Painting: Students engage in hands-on, exploratory painting with an emphasis on personal expression. Have students consider how color represents a mood when painting their tree. To encourage students to use color symbolically and expressively, consider a warm-up activity where students dance or perform the feeling they get when looking at different colors. Not only will this activity engage students, but it will remind them of their goal for the day—using color to show mood.
Revisions in Pastel: Students share, revise, and adjust their work using oil pastel to add final details to their paintings. The pastel medium allows more precision and detail for young students than paint, and students are able to manage pastels independently.

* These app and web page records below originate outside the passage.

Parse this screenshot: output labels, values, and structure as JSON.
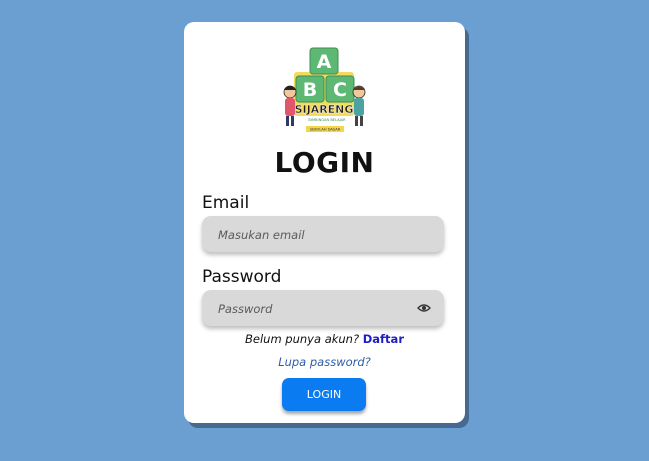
{
  "logo": {
    "blocks": [
      "A",
      "B",
      "C"
    ],
    "brand": "SIJARENG",
    "tagline": "BIMBINGAN BELAJAR",
    "subtitle": "SEKOLAH DASAR"
  },
  "title": "LOGIN",
  "email": {
    "label": "Email",
    "placeholder": "Masukan email",
    "value": ""
  },
  "password": {
    "label": "Password",
    "placeholder": "Password",
    "value": ""
  },
  "signup": {
    "prompt": "Belum punya akun?",
    "link": "Daftar"
  },
  "forgot_label": "Lupa password?",
  "login_button": "LOGIN",
  "colors": {
    "background": "#6b9fd2",
    "card": "#ffffff",
    "field": "#d9d9d9",
    "primary_button": "#0a7bf0",
    "signup_link": "#1e1ec8",
    "forgot_link": "#2a5ea8",
    "block_green": "#5db873",
    "block_yellow": "#f2d64b"
  },
  "icons": {
    "password_toggle": "eye-icon"
  }
}
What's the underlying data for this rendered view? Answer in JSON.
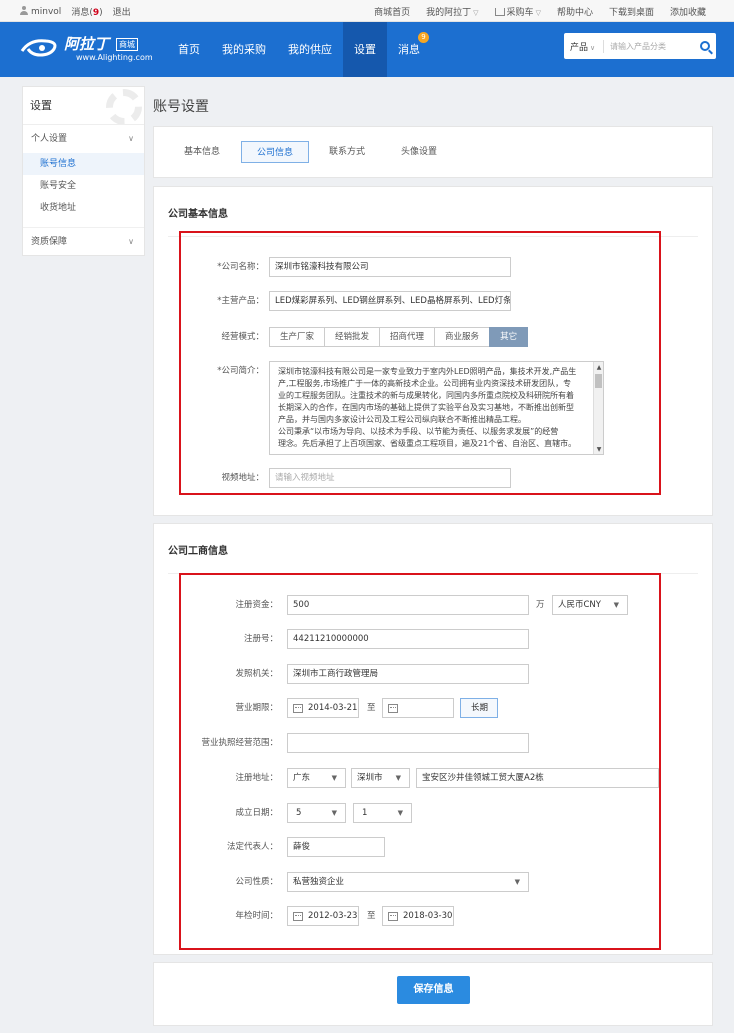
{
  "topbar": {
    "username": "minvol",
    "messages_label": "消息(",
    "messages_count": "9",
    "messages_suffix": ")",
    "logout": "退出",
    "links": [
      "商城首页",
      "我的阿拉丁",
      "采购车",
      "帮助中心",
      "下载到桌面",
      "添加收藏"
    ]
  },
  "logo": {
    "cn": "阿拉丁",
    "tag": "商城",
    "en": "www.Alighting.com"
  },
  "nav": {
    "items": [
      "首页",
      "我的采购",
      "我的供应",
      "设置",
      "消息"
    ],
    "badge": "9"
  },
  "search": {
    "category": "产品",
    "placeholder": "请输入产品分类"
  },
  "sidebar": {
    "title": "设置",
    "group1": "个人设置",
    "items": [
      "账号信息",
      "账号安全",
      "收货地址"
    ],
    "group2": "资质保障"
  },
  "page_title": "账号设置",
  "tabs": [
    "基本信息",
    "公司信息",
    "联系方式",
    "头像设置"
  ],
  "basic": {
    "title": "公司基本信息",
    "name_label": "*公司名称：",
    "name_value": "深圳市铭濠科技有限公司",
    "product_label": "*主营产品：",
    "product_value": "LED煤彩屏系列、LED钢丝屏系列、LED晶格屏系列、LED灯条屏",
    "mode_label": "经营模式：",
    "modes": [
      "生产厂家",
      "经销批发",
      "招商代理",
      "商业服务",
      "其它"
    ],
    "intro_label": "*公司简介：",
    "intro_lines": [
      "深圳市铭濠科技有限公司是一家专业致力于室内外LED照明产品，集技术开发,产品生",
      "产,工程服务,市场推广于一体的高新技术企业。公司拥有业内资深技术研发团队，专",
      "业的工程服务团队。注重技术的新与成果转化，同国内多所重点院校及科研院所有着",
      "长期深入的合作，在国内市场的基础上提供了实验平台及实习基地，不断推出创新型",
      "产品，并与国内多家设计公司及工程公司纵向联合不断推出精品工程。",
      "公司秉承“以市场为导向、以技术为手段、以节能为责任、以服务求发展”的经营",
      "理念。先后承担了上百项国家、省级重点工程项目，遍及21个省、自治区、直辖市。"
    ],
    "video_label": "视频地址：",
    "video_placeholder": "请输入视频地址"
  },
  "business": {
    "title": "公司工商信息",
    "capital_label": "注册资金：",
    "capital_value": "500",
    "capital_unit": "万",
    "currency": "人民币CNY",
    "regno_label": "注册号：",
    "regno_value": "44211210000000",
    "authority_label": "发照机关：",
    "authority_value": "深圳市工商行政管理局",
    "term_label": "营业期限：",
    "term_start": "2014-03-21",
    "term_to": "至",
    "term_end": "",
    "term_long": "长期",
    "scope_label": "营业执照经营范围：",
    "scope_value": "",
    "address_label": "注册地址：",
    "province": "广东",
    "city": "深圳市",
    "address_value": "宝安区沙井佳领城工贸大厦A2栋",
    "founded_label": "成立日期：",
    "founded_month": "5",
    "founded_day": "1",
    "legal_label": "法定代表人：",
    "legal_value": "薛俊",
    "nature_label": "公司性质：",
    "nature_value": "私营独资企业",
    "inspect_label": "年检时间：",
    "inspect_start": "2012-03-23",
    "inspect_to": "至",
    "inspect_end": "2018-03-30"
  },
  "save_label": "保存信息",
  "colors": {
    "brand": "#1c6fd0",
    "highlight_box": "#d9131b",
    "save_button": "#2b8be0"
  }
}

This will give you time to offer additional support to individual students.
Artist Statements: Allow students to write freely, to the best of their ability. Encourage them to focus on meaning not spelling accuracy. For emergent writers, you can scribe the statement for them below their writing. Use these simple prompts to help guide your students to write their artist statements:
This unit is designed to build upon students’ prior knowledge and interests, engaging all learners in this creative task. It is important to reinforce your students’ efforts by welcoming divergent responses. Zimmerman (2009) uses historical research to show that all students varying in skills, interest and motivation are all capable of creativity. The artmaking prompt is open-ended by design, opening up possibilities for students who did not consider themselves creative or artistic. This allows students with a wide range of skill levels to be successful. Provide a safe environment for creativity by encouraging unique or novel responses.
Take time to celebrate your students’ work by displaying their paintings and artist statements in a prominent location in the school or classroom. Be sure to display all of your students’ paintings, not just a pristine selection. Your students will feel proud when they see that you value their work enough to hang it on the wall. Typing students’ artist statements and posting them below each painting is a wonderful way to make learning visible to students, teachers, and community members. Your showcase of distinctive and expressive trees will acknowledge the efforts of all of your students and foster a culture that supports creativity and divergent thinking.
Written by Danielle Dravenstadt
Danielle is an artist and art educator in Alexandria, VA. She specializes in student-centered learning, arts integration, and contemporary best practices.
Carlos, A. P. (2004). Introducing metaphorical thinking to children. In London, P. et al. Toward a holistic paradigm in art education. Baltimore, MD: Center for Art Education, Maryland Institute College of Art.
Zimmerman, E. (2009). Reconceptualizing the role of creativity in art education theory and practice. Studies in Art Education, 50(4), 382-399.